*To do*: Each line of the listing where the string "shortcut" appears is to be identified and copied.

*Records provided*:
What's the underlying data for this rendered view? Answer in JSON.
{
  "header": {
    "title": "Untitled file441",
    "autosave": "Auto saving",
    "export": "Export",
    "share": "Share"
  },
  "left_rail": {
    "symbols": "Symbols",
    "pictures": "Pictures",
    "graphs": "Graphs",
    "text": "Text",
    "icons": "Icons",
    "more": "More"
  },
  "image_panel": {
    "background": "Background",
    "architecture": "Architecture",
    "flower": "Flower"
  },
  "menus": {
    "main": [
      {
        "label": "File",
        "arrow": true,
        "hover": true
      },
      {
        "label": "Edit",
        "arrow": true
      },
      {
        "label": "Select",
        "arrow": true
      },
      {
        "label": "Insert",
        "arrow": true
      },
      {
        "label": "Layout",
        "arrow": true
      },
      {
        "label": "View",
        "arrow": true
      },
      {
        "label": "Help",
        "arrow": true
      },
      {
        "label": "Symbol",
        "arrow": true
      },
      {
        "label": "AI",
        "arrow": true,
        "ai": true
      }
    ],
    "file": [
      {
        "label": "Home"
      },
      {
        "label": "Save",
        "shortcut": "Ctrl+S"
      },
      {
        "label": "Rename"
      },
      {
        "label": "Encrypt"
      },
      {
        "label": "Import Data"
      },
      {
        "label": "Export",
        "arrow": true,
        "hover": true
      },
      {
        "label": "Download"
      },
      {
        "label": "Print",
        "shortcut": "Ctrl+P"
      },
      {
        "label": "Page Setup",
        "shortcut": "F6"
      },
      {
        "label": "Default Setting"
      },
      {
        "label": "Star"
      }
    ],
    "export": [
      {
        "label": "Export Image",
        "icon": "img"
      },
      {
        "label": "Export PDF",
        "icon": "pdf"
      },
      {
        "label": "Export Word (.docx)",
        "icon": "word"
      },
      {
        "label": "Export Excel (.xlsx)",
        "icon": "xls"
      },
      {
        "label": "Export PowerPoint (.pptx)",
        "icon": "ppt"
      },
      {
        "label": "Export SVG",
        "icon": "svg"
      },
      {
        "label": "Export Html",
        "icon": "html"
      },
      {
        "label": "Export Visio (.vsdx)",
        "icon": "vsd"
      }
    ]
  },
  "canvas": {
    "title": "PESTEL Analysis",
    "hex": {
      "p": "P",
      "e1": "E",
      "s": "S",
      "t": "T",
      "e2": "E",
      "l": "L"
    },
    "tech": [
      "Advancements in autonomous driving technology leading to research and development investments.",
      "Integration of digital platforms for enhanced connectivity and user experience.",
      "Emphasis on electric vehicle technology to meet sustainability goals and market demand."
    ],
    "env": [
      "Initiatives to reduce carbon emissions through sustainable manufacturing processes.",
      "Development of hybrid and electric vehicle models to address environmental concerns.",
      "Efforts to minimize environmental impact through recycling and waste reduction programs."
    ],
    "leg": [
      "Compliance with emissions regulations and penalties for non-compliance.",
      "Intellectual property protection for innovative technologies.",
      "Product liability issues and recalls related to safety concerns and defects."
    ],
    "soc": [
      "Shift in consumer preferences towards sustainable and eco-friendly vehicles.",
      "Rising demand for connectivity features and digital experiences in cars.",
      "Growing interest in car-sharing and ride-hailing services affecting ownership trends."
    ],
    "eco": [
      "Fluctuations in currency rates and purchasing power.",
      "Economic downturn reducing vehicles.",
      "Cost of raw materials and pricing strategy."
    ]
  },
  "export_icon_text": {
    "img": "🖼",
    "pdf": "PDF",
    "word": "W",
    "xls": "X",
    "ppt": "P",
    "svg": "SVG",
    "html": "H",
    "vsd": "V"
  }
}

*Your solution*:
        "shortcut": "Ctrl+S"
        "shortcut": "Ctrl+P"
        "shortcut": "F6"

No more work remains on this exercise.